__YOUR OBJECTIVE__: Lines in the records below that contain the word "image" must each be copied.

[[ RAW DATA open ]]

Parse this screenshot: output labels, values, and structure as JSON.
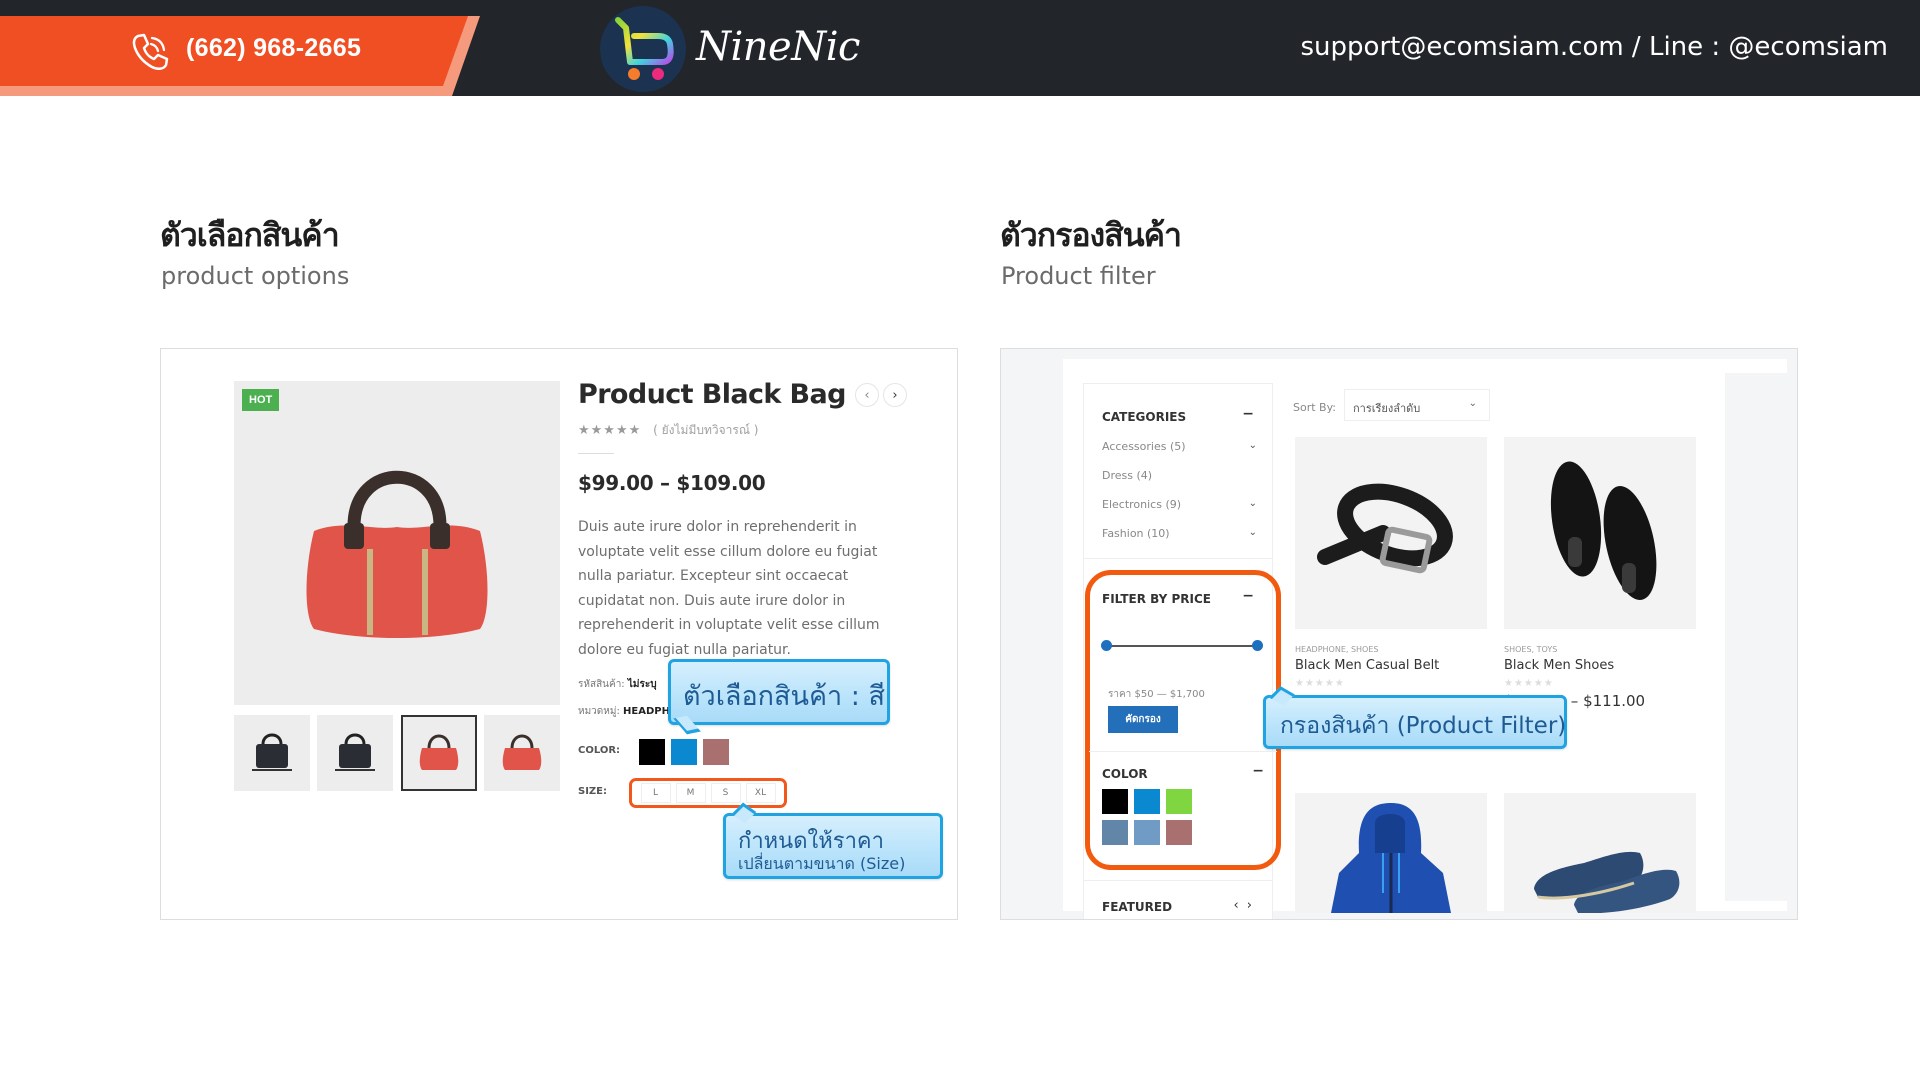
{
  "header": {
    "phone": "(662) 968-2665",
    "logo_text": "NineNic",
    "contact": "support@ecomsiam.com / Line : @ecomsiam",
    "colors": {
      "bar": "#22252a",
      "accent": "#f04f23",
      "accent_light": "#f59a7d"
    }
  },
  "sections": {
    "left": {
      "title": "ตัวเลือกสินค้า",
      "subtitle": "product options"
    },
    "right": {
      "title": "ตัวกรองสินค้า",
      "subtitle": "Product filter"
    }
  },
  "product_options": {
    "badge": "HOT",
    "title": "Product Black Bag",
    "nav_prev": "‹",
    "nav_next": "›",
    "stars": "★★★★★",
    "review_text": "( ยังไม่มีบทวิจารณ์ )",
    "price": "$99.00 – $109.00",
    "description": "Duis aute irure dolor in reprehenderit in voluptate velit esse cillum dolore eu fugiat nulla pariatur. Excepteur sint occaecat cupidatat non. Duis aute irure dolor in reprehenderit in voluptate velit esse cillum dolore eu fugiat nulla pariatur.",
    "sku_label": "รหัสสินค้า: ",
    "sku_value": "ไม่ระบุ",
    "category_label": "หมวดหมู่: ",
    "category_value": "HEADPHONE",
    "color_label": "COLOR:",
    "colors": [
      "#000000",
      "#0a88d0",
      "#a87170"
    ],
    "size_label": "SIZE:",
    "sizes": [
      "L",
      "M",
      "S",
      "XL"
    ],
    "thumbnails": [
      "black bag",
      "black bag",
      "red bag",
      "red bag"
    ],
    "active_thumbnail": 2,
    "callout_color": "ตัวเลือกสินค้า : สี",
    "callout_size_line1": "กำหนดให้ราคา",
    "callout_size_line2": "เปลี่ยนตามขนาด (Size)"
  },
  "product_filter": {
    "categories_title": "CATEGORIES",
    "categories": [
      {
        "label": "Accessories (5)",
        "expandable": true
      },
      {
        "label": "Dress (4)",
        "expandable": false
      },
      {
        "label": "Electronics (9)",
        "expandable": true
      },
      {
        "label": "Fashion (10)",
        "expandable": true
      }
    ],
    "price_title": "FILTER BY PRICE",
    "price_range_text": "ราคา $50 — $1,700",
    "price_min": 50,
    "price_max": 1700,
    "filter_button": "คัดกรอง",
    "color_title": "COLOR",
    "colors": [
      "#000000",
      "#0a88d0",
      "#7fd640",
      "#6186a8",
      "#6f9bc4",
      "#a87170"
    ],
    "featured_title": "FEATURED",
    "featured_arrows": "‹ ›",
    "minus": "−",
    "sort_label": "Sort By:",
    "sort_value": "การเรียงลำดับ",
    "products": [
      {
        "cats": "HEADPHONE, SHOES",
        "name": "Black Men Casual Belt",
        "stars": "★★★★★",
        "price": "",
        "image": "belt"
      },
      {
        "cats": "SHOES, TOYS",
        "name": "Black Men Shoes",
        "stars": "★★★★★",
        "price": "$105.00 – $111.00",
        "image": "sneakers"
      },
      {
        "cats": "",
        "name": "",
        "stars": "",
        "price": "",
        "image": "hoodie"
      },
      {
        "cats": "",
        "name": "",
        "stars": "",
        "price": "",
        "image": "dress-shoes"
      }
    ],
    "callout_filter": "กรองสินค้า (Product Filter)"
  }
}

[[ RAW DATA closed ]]

__EXERCISE RESULT__:
        "image": "belt"
        "image": "sneakers"
        "image": "hoodie"
        "image": "dress-shoes"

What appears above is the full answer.